Historians have not found any source that describes how Easter Sunday was spent at the court of Jadwiga and Jagiełło or what specific dishes were served but we get a general idea from the purchases. "Tort" cakes, mainly cheesecake, were baked with the numerous cheeses using the fine wheat flour and surely with a portion of the 1200 eggs, as were the placek’s(shape unknown), enhanced with what was at the time, very expensive saffron. There was pork served in some manner(maybe whole with an apple in its mouth?) and all washed down with mead.
How fortunate the accountant did not throw away his records when they ceased to be needed and left it to future generations to pour over. I realized that the Easter table of today among Polish Americans is not so different, in essence, from that of the Middle Ages. We still bake something special, with or without saffron. If we can’t find our grater, or maybe it’s broken, we have to get a new one. We eat eggs and some version of pork. We enjoy a honeyed Polish vodka or some other libation of choice.
Tradition continues over the centuries. Wesołego Alleluja! Happy Easter!
During World War II, in clear violation of international law, the Nazi’s deported millions of Polish men, women and children from occupied Poland against their will and put them to work in Germany to keep their war economy at full strength. On March 8, 1940, General Field Marshall Herman Göring released a series of laws, now known as the infamous March decrees, the polenerlasse, that led the Polish people working in Germany to be treated as an inferior race deprived of all rights and civil liberties and become subjects of physical and mental abuse and outright murder.

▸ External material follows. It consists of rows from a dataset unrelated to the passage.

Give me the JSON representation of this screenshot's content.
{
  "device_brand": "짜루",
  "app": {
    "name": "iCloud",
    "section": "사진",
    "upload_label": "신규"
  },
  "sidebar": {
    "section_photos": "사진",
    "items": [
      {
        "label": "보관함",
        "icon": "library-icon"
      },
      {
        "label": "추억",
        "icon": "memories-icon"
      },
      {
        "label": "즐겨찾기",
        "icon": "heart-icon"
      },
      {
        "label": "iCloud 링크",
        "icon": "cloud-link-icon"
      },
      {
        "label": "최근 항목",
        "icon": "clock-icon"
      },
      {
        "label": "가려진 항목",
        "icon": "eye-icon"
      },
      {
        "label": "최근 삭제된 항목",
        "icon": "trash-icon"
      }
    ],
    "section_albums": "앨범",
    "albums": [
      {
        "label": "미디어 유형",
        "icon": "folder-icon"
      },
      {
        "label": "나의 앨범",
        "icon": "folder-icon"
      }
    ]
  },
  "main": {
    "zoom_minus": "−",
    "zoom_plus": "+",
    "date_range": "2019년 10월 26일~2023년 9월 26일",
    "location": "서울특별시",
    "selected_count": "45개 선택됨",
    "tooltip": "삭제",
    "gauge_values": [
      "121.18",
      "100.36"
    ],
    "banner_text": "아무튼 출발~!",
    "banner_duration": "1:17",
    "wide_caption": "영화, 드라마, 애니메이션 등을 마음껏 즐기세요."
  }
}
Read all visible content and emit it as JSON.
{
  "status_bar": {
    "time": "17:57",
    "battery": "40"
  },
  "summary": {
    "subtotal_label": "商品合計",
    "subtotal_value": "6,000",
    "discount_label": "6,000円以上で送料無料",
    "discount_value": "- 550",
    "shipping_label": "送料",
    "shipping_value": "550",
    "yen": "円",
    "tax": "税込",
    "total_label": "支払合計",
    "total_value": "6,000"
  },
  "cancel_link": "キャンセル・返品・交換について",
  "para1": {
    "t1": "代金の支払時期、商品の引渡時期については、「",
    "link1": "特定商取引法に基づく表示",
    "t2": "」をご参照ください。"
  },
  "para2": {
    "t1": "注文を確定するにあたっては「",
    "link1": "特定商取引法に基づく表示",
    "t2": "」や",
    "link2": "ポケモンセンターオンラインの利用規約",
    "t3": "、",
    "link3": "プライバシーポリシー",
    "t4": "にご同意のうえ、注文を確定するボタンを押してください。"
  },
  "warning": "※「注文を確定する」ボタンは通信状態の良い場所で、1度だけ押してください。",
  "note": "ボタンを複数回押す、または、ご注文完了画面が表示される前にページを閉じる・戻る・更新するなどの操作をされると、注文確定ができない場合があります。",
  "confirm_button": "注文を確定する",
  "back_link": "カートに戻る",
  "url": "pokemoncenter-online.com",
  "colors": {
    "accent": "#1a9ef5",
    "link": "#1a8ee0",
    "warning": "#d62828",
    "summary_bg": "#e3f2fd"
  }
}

The Polish workers were not allowed to eat with their employers at the same table, forbidden to attend mass at the same time as the Germans and limited to just one segregated mass a month. Among many other rules, the decrees made it impossible for Poles to marry, visit barber shops, and own bicycles or even ride a bike without express written permission of their employer. They had to adhere to strict daytime curfews and were forbidden to leave their living quarters in the evening. Failure to comply with any of the regulations met with beatings, fines and sitting in jail as well as being threatened to be sentenced to a concentration camp.
The most degrading provision of the March Decrees forced every Polish worker in Germany to wear a badge consisting of a large purple P on a yellow background that had to be firmly attached to each item of clothing. Failure to comply met with beatings, fines and the threat of being sent to a concentration camp. The letter P set the Poles apart, causing them to be isolated, ostracized and terrorized. Anyone who did not wear the letter P - five of which every Polish worker had to purchase - was subject to punishment by beatings, a fine of 150 Reichsmarks or imprisonment for up to 6 weeks.
This was the first public identification of people in the Third Reich. The Jewish star was introduced in September 1941.
The P badges were produced by Geitel and Co. of Berlin, Germany’s largest maker of flags, pennants, and insignias. Besides the P badge, the company later also produced the yellow Jewish star and the OST badge for the slave laborers of the Soviet Union.
Nazi Conspiracy and Aggression Volume 8 Document R-143
Łuczak, Praca Przymusowa Polaków w Trzeciej Rzeszy
For further reading about the fate of Polish women as forced laborers:
One of the biggest moments in my life was being able to sign for my very own library card. When I'm not reading, researching and writing I'm riding my bike, sewing or gardening. I love flea markets, folk art, and traveling to Poland.